▶ _HOW TO COMPLETE THIS TASK_
How many lines of the entries below contain the string "icon"? State the number alone.

▶ _DATA_

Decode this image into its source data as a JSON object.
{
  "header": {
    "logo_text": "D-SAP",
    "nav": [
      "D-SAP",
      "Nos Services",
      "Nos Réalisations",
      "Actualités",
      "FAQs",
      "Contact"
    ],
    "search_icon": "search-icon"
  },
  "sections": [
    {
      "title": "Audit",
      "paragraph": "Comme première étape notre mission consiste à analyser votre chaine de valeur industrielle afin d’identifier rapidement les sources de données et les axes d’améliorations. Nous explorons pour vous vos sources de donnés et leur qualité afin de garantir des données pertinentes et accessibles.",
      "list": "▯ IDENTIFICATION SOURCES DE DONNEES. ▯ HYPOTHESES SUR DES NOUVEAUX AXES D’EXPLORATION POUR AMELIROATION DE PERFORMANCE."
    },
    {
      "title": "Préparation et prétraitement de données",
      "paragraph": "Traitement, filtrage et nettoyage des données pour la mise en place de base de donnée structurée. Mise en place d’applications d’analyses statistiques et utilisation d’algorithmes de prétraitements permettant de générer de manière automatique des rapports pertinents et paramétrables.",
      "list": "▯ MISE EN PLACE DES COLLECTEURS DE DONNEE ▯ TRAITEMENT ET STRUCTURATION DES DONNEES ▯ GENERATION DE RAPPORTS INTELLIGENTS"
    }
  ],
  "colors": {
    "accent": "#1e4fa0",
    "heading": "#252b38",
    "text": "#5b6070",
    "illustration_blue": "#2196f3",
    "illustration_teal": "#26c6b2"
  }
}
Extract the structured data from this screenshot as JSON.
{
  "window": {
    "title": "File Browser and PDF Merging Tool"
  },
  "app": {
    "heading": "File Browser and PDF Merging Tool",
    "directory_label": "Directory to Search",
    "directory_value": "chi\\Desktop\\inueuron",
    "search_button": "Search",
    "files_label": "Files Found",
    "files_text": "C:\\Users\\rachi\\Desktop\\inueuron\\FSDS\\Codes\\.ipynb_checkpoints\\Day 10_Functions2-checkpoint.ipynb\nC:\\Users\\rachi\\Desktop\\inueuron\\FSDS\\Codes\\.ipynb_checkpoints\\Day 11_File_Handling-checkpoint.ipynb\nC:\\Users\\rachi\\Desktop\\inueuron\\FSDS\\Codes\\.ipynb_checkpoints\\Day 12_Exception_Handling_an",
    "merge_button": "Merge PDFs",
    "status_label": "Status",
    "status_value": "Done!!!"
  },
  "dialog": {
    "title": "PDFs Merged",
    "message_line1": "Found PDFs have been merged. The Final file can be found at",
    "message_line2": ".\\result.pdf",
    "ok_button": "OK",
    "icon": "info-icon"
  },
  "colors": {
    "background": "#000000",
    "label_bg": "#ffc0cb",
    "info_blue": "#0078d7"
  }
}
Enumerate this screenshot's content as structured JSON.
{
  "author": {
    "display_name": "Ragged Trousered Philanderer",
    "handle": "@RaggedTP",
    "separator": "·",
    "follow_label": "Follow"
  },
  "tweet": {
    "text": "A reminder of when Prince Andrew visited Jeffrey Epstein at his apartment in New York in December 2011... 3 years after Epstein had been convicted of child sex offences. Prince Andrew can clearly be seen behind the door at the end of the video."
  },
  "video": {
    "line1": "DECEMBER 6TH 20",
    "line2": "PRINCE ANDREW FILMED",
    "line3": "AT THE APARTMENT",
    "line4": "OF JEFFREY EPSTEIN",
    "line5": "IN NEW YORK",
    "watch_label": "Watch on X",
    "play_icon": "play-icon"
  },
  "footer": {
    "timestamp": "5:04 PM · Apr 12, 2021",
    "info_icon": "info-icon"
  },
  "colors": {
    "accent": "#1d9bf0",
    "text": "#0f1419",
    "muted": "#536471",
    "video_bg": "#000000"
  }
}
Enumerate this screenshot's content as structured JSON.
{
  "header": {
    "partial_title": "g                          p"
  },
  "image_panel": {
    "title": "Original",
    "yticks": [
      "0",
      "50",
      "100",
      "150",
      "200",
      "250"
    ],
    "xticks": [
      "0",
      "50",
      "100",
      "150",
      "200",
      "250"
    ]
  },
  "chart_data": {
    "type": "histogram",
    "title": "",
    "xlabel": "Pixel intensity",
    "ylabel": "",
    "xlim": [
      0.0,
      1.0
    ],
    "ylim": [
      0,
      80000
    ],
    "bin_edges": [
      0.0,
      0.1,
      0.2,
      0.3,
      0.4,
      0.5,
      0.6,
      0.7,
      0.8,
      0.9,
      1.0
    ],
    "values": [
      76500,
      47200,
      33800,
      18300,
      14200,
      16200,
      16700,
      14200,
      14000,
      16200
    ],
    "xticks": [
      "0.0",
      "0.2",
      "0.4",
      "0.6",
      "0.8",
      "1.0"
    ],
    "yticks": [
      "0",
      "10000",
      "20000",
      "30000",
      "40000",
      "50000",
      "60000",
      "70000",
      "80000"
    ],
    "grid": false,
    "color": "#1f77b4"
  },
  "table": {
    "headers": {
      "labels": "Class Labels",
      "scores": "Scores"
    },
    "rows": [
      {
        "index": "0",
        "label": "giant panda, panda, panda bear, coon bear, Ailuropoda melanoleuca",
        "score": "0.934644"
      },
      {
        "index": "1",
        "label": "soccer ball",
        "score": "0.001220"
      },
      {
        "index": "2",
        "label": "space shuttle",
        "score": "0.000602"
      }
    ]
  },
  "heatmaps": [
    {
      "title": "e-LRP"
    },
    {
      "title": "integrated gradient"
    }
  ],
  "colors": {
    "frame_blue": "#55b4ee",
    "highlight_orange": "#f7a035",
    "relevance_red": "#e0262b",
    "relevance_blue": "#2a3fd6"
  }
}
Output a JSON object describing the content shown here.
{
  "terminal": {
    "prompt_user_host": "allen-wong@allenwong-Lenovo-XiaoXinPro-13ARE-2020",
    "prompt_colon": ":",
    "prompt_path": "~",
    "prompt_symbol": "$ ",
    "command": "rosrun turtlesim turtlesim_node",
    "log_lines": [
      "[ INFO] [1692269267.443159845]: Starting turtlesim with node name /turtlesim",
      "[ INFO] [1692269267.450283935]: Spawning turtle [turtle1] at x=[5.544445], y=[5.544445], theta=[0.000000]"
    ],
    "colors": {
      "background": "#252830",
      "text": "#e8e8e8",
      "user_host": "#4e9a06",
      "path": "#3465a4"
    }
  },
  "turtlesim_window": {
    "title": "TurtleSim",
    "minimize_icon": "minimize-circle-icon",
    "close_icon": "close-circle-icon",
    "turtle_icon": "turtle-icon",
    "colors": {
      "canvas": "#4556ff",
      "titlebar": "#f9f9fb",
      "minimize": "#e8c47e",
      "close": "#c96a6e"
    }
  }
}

▶ _THE COMPLETED TASK_
7